(redirected from Jokulhlaup)


(yŭ′kəl-hloup′, -hlōp′, -hlo͞op′, yō′-; yœ′kül-hlœp′)
n. pl. jö·kul·hlaups
The sudden, catastrophic release of meltwater from beneath or behind a glacier.

[Icelandic : jökull, glacier (from Old Norse jǫkull, icicle, ice; akin to Old English gicel, icicle) + hlaup, run, sudden rise of a river, flood (from Old Norse, leap, from hlaupa, to leap; akin to Old English hlēapan).]
American Heritage® Dictionary of the English Language, Fifth Edition. Copyright © 2016 by Houghton Mifflin Harcourt Publishing Company. Published by Houghton Mifflin Harcourt Publishing Company.
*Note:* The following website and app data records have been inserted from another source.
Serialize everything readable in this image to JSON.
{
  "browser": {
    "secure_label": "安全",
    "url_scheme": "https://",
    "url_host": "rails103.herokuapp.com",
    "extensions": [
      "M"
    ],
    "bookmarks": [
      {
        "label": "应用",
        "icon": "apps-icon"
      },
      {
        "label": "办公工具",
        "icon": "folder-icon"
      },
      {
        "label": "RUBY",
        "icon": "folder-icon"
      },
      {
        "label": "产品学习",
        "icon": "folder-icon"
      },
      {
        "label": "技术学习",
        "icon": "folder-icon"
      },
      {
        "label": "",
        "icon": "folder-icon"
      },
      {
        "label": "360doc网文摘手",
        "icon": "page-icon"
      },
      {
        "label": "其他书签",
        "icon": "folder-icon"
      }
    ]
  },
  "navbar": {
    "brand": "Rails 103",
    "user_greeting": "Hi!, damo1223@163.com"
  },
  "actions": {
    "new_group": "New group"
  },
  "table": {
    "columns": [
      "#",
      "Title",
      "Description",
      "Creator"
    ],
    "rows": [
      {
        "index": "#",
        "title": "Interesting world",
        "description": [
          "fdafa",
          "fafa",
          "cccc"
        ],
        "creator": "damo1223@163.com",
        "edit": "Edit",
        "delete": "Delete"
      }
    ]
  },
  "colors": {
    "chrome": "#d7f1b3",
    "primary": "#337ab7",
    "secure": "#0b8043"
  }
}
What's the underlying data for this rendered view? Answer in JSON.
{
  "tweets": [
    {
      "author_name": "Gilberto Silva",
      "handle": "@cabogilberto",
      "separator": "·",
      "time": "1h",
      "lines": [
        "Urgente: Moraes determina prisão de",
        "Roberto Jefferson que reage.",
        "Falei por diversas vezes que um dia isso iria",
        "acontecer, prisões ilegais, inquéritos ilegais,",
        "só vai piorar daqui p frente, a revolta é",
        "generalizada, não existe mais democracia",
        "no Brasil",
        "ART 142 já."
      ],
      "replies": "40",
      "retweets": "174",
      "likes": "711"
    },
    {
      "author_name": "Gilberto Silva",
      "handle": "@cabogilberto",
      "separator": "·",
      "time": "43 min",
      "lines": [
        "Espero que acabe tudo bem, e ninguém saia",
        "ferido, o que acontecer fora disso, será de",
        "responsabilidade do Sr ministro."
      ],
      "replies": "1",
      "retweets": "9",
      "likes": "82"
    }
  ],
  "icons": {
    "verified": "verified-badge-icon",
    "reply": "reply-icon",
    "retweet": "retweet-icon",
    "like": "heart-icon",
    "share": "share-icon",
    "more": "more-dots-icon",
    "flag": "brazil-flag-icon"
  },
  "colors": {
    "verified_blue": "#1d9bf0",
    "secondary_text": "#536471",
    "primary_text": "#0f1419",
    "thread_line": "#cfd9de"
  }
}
All rights reserved.
References in periodicals archive ?
Gunnarsson and his colleagues have a good reason for keeping an eye on Katla, when it last went off, in 1918, huge volumes of water created by melting glaciers created a flash flood (known locally as a jokulhlaup) that devastated the surrounding landscape.
The term "jokulhlaup" (glacier leap) entered the glaciological literature, though it is somewhat surpassed today by the abbreviation "GLOF" (glacier lake outburst flood), which stemmed from similar, more recent catastrophic events in the Himalayas and elsewhere.
The analysis also turned up evidence of a river formed in a jokulhlaup, a massive flood that occurs when water trapped in a glacier breaks free.
JOKULHLAUP a flood of meltwater from beneath a glacier or icecap
In one cataclysmic glacial outburst flood--a jokulhlaup, Icelanders call it--500 feet of sand were heaped up in places in just days, forcing the river to change course.
30, geoscientists there waited anxiously for the jokulhlaup, a deluge of water pouring out from beneath the ice.
These include a detailed analysis of the glacier disaster on 20 September 2002 in northern Osetiya (Caucasus), discussions of surging glaciers in the Pamir and of mountain geomorphology in northern Pakistan, and a summary of the dangers of glacial lake outbreaks (jokulhlaup) in Nepal and Bhutan.
The mine also has the misfortune of being situated below a jokulhlaup, an ice jam that lets loose every year, wiping out everything in its path.
Also listed are 38 named snow patches and 14 named jokulhlaup deposits.
Other interesting scientific results appear in Appendices II-Jokulhalup (details of the jokulhlaup from Skeioararjokull in 1954 as well as a listing of such occurrences from 1816 to 2004), III-The Glaciers of Oraefi (plane-table surveys of the snout of Morsarjokull in 1953 (Fig.
When it came the jokulhlaup (glacier burst) was the most powerful flood for 60 years.
Jokulhlaups are relatively common in actively glaciated areas, often causing damage to roads and communications networks.